- [Component data from apps and pages]
__________

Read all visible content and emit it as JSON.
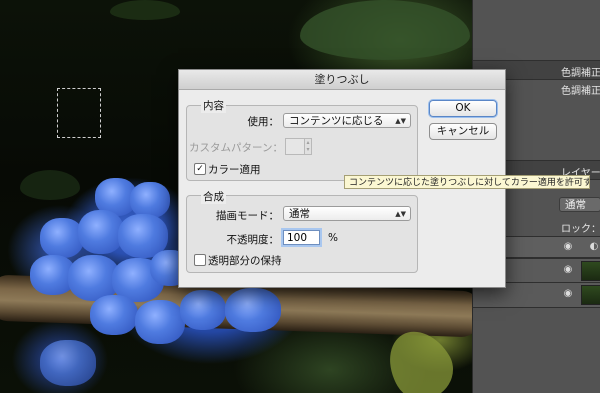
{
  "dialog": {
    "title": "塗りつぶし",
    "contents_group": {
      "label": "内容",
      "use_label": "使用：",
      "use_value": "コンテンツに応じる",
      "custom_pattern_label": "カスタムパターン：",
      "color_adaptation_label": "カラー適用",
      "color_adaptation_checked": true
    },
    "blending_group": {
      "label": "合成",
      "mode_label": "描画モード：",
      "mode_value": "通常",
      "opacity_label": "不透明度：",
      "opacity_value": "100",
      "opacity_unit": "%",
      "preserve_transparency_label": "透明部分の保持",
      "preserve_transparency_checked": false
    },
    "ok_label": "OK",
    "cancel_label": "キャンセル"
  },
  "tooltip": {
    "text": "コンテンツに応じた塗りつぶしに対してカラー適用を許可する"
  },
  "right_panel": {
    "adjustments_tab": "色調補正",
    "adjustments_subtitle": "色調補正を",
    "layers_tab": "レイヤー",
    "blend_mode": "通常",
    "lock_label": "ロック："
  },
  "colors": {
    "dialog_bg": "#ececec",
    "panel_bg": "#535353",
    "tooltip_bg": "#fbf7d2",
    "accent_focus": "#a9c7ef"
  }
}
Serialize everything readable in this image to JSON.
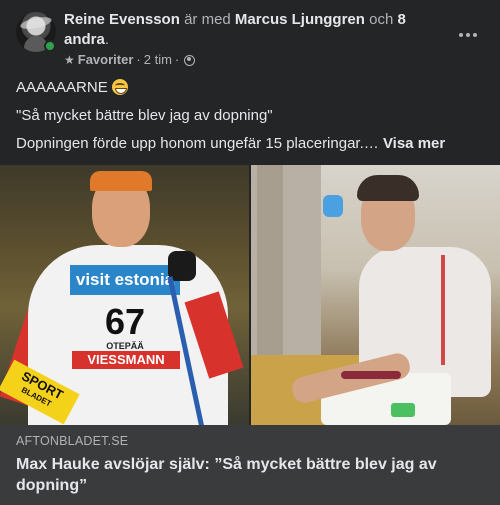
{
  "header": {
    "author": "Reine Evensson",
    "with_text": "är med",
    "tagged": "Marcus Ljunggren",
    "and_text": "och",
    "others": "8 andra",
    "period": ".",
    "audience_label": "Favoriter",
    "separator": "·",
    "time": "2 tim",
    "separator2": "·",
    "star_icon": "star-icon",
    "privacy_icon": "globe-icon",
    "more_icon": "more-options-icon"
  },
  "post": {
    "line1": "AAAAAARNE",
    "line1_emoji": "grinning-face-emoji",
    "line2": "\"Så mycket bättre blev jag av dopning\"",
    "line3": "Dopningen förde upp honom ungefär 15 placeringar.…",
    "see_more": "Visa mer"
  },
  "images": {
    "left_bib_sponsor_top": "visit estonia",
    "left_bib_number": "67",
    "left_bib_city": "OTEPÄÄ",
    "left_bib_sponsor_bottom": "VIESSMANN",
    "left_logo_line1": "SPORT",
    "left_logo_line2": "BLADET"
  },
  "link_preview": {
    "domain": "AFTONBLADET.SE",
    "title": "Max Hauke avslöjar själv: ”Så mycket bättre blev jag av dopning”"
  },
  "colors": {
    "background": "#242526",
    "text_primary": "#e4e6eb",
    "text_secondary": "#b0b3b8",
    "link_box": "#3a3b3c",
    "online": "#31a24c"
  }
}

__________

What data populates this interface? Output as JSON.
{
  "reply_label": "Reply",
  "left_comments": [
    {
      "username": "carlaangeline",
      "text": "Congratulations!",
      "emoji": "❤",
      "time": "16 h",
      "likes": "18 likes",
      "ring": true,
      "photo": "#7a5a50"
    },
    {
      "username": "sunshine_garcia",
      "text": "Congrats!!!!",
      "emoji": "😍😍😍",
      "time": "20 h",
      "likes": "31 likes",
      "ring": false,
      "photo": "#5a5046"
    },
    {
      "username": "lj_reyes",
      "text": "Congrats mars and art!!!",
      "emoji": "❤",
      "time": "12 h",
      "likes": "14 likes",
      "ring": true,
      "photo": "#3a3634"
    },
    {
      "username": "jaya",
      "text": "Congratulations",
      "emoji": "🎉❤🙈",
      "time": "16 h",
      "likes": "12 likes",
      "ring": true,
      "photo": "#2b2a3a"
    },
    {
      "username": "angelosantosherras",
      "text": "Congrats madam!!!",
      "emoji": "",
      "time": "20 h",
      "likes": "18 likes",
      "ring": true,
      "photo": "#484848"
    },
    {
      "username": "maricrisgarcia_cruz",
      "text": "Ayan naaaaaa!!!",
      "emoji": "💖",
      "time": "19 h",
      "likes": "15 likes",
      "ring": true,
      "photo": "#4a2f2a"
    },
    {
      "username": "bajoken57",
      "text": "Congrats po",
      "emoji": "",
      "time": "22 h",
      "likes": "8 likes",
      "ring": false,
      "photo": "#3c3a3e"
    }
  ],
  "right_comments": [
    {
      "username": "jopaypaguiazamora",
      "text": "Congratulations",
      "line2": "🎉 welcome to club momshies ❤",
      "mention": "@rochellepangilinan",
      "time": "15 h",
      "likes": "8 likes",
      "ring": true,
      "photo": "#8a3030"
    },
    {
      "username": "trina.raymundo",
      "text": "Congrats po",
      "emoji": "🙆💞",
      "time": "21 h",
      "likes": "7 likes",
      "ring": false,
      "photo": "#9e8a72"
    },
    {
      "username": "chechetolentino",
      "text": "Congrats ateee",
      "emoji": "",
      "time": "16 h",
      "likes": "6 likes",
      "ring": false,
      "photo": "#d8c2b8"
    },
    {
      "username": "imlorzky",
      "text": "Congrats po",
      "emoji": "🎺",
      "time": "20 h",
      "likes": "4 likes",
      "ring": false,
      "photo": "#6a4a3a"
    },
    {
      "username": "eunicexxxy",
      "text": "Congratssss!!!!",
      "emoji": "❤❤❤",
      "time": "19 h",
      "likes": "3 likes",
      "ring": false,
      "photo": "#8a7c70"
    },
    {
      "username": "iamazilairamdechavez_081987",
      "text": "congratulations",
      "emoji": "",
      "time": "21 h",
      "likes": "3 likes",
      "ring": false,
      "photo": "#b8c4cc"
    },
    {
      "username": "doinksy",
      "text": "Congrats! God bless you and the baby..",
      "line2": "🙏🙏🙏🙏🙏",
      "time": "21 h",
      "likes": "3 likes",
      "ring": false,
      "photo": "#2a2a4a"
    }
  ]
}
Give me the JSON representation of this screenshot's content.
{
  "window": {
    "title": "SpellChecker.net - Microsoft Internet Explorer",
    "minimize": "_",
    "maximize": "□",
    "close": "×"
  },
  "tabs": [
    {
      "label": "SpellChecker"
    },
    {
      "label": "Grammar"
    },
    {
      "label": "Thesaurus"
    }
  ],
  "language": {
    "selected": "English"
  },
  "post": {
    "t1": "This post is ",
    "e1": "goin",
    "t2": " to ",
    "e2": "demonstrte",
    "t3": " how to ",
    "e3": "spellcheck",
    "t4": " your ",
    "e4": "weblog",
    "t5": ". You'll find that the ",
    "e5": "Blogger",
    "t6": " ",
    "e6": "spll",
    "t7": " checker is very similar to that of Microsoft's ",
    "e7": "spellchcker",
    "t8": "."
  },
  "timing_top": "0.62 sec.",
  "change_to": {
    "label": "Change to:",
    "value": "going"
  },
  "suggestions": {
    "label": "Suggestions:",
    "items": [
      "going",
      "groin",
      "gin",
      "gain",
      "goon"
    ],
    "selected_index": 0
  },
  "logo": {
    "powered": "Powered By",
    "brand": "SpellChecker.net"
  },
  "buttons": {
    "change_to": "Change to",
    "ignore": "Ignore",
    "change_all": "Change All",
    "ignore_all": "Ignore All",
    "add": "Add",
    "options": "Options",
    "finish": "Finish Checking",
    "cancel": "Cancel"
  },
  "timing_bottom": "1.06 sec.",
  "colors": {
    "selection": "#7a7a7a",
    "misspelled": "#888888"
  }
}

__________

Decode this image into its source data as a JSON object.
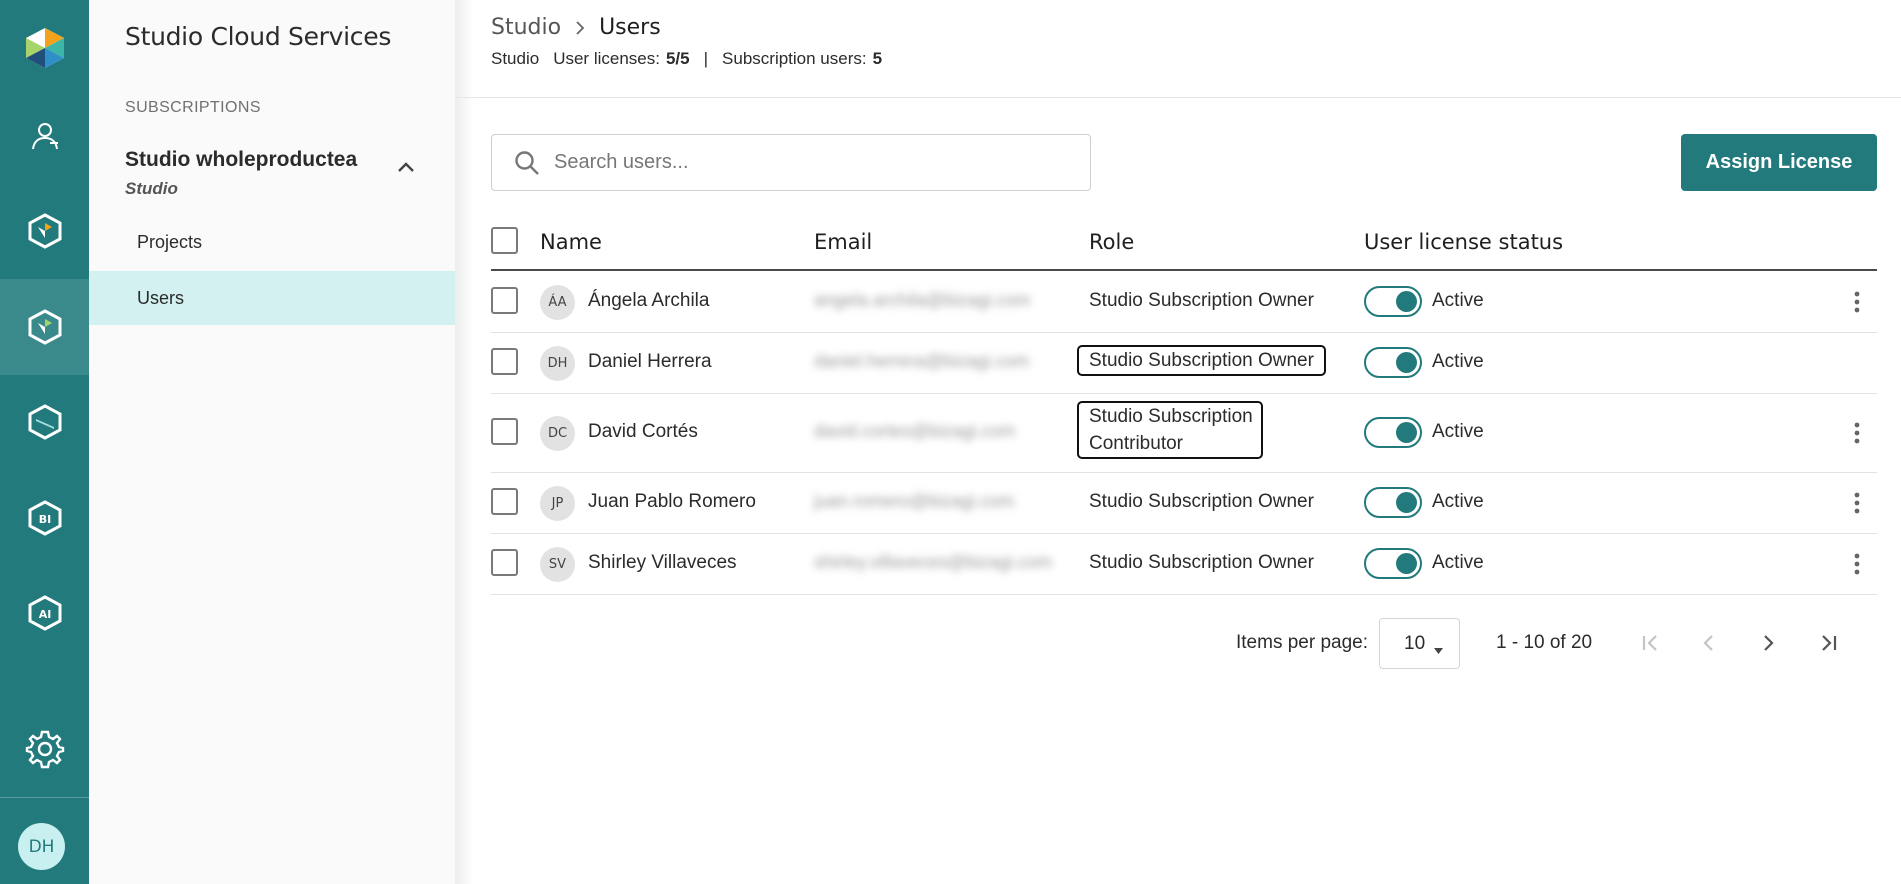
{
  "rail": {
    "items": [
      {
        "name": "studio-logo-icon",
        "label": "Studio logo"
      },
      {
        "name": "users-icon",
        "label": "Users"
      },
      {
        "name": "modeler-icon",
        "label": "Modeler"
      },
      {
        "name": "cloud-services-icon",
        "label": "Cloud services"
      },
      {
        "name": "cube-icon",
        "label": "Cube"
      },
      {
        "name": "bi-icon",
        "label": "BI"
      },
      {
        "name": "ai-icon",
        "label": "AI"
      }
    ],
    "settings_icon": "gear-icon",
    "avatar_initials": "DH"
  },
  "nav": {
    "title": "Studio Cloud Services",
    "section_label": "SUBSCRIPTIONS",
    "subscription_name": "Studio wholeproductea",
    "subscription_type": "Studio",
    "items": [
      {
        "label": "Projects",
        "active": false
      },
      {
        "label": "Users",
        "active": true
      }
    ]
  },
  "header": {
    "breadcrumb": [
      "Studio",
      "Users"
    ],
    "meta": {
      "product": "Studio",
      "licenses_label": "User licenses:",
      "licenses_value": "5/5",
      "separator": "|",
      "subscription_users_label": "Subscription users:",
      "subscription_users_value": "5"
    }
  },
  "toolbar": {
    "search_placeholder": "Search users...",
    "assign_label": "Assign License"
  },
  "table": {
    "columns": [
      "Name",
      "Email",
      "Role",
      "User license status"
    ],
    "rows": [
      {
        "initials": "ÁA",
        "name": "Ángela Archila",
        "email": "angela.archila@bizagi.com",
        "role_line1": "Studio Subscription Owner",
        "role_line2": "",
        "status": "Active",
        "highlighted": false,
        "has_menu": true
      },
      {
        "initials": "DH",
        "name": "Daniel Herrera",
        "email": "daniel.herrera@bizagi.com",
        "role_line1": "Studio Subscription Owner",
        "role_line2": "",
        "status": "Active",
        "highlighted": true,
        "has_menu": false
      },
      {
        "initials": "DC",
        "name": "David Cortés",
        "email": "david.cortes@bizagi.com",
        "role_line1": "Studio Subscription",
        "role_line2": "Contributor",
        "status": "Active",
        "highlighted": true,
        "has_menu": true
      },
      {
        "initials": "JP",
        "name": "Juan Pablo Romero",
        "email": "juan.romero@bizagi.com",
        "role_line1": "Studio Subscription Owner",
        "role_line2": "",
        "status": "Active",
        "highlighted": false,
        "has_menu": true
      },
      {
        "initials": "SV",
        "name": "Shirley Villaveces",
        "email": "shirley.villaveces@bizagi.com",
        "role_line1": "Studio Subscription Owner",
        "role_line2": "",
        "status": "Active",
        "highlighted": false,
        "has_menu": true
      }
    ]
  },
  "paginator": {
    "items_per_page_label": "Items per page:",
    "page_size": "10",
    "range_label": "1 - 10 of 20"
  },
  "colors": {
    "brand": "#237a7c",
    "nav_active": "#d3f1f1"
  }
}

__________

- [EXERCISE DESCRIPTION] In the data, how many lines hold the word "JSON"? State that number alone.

- [EXERCISE RESPONSE] 5